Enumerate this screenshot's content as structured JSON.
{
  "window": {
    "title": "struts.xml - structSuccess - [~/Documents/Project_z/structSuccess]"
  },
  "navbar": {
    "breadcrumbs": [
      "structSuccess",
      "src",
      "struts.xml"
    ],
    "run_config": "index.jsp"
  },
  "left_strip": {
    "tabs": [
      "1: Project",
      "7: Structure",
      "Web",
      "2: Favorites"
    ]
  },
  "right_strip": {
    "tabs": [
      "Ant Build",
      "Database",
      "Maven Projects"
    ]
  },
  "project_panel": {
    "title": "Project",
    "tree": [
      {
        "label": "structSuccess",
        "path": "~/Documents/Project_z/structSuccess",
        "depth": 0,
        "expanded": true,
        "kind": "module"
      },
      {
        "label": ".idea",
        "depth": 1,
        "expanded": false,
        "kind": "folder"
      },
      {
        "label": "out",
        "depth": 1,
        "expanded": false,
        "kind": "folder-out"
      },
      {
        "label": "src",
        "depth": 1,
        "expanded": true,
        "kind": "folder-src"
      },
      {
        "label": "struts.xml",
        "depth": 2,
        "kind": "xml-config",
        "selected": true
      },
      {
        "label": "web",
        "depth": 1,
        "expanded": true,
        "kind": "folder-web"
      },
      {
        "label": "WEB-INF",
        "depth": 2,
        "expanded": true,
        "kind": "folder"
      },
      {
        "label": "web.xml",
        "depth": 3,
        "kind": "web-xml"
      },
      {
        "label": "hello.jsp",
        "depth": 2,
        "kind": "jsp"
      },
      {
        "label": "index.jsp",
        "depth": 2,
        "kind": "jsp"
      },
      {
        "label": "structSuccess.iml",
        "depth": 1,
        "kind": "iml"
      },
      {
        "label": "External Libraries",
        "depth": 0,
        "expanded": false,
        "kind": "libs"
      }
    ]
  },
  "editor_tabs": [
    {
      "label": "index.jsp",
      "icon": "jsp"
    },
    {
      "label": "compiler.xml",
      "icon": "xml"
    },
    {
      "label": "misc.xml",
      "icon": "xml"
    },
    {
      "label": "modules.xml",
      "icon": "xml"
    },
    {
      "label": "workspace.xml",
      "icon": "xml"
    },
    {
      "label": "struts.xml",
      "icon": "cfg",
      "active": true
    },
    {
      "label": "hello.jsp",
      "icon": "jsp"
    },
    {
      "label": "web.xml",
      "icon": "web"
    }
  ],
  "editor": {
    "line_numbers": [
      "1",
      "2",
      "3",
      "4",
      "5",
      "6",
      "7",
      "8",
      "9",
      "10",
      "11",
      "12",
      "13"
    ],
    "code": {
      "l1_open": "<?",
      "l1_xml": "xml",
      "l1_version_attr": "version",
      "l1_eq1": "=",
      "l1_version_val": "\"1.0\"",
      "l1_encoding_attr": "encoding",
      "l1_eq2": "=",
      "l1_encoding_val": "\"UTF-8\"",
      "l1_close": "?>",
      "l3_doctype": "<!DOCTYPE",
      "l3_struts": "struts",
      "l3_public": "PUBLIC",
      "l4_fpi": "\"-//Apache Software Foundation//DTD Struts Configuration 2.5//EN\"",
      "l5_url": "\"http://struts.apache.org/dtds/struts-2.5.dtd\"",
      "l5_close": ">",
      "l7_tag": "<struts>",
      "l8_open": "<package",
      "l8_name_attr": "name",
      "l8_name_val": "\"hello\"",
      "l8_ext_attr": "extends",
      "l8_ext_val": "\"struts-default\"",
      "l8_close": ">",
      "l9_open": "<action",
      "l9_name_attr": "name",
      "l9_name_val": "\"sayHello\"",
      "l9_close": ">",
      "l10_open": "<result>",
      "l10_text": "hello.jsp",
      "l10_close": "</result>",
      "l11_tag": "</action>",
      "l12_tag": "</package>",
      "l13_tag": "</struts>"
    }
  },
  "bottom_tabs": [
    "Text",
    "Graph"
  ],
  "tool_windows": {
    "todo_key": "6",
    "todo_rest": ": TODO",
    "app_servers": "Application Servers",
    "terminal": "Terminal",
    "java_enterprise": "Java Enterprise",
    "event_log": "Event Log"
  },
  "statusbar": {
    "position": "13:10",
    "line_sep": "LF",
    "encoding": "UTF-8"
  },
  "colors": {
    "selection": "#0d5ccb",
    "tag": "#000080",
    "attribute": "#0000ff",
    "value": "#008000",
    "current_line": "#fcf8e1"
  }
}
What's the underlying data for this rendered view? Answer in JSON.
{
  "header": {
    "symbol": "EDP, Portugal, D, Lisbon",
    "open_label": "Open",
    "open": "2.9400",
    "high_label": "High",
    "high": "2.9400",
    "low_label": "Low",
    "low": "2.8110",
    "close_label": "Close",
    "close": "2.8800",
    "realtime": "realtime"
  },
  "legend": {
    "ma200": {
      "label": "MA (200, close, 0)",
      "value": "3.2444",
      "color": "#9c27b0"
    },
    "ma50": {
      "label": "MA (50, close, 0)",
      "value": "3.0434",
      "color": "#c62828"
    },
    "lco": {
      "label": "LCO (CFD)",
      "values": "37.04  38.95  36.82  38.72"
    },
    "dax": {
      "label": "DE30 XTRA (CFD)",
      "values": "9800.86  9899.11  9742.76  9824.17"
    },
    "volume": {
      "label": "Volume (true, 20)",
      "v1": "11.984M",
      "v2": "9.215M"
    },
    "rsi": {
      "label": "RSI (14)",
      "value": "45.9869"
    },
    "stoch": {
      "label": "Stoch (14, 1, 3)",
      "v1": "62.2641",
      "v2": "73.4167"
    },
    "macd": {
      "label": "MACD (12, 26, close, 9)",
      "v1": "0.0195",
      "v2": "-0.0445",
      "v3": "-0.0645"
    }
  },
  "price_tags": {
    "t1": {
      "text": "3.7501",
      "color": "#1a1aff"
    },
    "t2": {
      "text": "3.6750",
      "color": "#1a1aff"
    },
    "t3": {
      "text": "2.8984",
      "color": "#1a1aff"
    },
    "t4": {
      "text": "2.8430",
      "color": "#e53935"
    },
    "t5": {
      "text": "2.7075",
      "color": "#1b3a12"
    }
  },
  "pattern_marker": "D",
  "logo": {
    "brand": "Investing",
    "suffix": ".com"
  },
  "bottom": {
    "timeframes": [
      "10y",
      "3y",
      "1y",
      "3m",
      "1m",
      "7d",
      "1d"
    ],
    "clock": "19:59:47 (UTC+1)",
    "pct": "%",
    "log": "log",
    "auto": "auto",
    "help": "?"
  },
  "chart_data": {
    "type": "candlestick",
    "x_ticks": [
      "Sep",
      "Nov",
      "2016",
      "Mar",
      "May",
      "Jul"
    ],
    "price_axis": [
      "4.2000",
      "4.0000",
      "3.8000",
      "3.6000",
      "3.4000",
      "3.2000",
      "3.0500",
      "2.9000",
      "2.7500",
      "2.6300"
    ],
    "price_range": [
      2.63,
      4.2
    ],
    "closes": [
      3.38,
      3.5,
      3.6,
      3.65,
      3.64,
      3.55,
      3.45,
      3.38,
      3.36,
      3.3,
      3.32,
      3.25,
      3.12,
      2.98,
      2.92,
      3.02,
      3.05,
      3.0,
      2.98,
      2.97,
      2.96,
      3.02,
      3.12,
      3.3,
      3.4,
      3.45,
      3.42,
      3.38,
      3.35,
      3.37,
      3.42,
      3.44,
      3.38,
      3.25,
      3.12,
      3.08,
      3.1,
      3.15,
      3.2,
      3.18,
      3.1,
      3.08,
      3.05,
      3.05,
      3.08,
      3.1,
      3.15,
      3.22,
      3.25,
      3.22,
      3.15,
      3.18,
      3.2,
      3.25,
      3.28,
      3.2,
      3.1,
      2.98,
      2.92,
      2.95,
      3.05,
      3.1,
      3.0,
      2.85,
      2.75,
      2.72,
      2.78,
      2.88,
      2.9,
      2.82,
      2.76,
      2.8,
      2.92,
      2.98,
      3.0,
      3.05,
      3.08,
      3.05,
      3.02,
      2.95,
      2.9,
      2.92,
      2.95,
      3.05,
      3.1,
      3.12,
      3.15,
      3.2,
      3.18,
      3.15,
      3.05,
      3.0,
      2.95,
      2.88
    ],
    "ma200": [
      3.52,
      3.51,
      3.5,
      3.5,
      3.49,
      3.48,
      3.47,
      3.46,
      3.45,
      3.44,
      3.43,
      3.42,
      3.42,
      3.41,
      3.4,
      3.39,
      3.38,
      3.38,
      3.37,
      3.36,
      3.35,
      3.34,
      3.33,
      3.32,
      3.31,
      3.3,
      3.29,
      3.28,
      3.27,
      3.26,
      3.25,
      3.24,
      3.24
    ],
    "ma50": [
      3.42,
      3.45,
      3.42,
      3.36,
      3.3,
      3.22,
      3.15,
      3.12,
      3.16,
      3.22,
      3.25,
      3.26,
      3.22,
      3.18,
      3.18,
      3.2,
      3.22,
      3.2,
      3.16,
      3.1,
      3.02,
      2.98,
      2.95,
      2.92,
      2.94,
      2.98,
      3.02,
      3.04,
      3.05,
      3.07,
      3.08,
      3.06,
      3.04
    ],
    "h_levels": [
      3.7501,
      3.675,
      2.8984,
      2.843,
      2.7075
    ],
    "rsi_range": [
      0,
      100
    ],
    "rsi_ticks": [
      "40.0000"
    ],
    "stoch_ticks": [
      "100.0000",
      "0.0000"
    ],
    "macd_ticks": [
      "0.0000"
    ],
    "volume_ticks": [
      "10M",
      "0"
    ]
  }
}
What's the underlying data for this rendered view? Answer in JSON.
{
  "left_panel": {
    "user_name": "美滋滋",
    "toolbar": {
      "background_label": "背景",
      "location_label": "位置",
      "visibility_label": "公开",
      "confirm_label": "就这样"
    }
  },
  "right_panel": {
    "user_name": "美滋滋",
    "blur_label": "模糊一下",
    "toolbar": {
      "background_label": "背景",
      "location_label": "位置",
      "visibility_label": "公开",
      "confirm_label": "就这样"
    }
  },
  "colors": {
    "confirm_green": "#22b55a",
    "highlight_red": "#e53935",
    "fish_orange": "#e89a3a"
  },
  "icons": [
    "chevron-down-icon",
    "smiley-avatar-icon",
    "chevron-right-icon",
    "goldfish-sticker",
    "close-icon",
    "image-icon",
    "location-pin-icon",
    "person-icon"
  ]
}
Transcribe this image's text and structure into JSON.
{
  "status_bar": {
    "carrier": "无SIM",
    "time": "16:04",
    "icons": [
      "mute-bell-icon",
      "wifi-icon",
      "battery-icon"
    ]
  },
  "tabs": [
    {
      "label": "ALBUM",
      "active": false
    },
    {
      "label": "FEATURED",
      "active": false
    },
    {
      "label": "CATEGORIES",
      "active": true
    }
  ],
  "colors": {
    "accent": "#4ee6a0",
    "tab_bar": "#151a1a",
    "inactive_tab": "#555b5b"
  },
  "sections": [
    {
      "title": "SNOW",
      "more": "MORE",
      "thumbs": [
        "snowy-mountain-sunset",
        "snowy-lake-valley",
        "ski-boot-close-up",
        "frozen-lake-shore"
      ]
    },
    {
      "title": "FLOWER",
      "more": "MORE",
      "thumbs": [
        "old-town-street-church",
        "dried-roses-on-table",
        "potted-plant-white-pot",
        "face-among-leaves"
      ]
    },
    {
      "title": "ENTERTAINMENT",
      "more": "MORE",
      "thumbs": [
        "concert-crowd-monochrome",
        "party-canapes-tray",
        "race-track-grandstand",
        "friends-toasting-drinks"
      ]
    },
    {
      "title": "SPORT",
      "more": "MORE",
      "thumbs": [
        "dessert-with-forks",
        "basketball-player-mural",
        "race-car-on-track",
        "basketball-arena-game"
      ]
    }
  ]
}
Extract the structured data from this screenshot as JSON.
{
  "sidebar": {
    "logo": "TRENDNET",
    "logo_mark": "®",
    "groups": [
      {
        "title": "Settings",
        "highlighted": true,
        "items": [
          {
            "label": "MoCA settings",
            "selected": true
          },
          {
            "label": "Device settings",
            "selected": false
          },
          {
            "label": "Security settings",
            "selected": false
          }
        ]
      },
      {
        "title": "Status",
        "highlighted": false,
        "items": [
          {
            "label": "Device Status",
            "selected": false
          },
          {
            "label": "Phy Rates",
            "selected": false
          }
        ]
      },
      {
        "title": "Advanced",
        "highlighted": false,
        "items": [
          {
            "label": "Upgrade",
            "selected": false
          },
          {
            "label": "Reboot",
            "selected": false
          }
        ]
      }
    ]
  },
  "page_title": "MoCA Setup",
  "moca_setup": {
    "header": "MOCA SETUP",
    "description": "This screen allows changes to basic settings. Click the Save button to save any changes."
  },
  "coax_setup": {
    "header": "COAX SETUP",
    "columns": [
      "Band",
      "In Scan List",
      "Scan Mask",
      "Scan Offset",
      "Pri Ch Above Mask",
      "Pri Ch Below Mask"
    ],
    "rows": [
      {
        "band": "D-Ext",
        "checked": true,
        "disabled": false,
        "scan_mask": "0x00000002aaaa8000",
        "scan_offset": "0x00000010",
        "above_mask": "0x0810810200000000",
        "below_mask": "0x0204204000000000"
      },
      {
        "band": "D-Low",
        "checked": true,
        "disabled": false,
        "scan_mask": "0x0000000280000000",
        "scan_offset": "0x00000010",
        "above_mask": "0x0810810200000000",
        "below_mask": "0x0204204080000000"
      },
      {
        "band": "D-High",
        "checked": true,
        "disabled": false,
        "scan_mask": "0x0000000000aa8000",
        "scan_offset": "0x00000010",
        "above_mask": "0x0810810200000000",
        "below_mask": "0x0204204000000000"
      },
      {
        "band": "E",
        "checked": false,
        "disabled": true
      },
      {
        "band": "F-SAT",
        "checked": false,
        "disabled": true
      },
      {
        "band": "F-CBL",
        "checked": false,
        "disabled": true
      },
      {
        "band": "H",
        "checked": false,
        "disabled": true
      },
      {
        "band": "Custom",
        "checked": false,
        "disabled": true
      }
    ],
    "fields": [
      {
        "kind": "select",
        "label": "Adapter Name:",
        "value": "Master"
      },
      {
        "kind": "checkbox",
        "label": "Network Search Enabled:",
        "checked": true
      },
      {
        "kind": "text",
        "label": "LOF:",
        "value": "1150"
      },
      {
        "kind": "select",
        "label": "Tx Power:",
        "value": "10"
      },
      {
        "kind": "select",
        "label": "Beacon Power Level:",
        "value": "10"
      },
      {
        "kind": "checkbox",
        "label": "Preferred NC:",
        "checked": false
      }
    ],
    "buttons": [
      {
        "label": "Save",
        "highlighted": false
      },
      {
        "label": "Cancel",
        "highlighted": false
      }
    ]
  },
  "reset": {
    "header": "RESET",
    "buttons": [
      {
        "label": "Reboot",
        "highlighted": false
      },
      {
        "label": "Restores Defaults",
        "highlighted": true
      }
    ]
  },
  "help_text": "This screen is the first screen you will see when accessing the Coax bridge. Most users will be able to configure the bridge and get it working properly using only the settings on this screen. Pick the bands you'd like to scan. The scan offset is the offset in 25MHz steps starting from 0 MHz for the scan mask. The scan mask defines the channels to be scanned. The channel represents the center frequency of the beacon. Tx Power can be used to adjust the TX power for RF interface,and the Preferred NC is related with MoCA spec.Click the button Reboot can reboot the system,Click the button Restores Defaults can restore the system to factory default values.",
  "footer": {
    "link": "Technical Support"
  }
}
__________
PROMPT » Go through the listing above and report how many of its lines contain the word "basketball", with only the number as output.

RESPONSE AREA » 2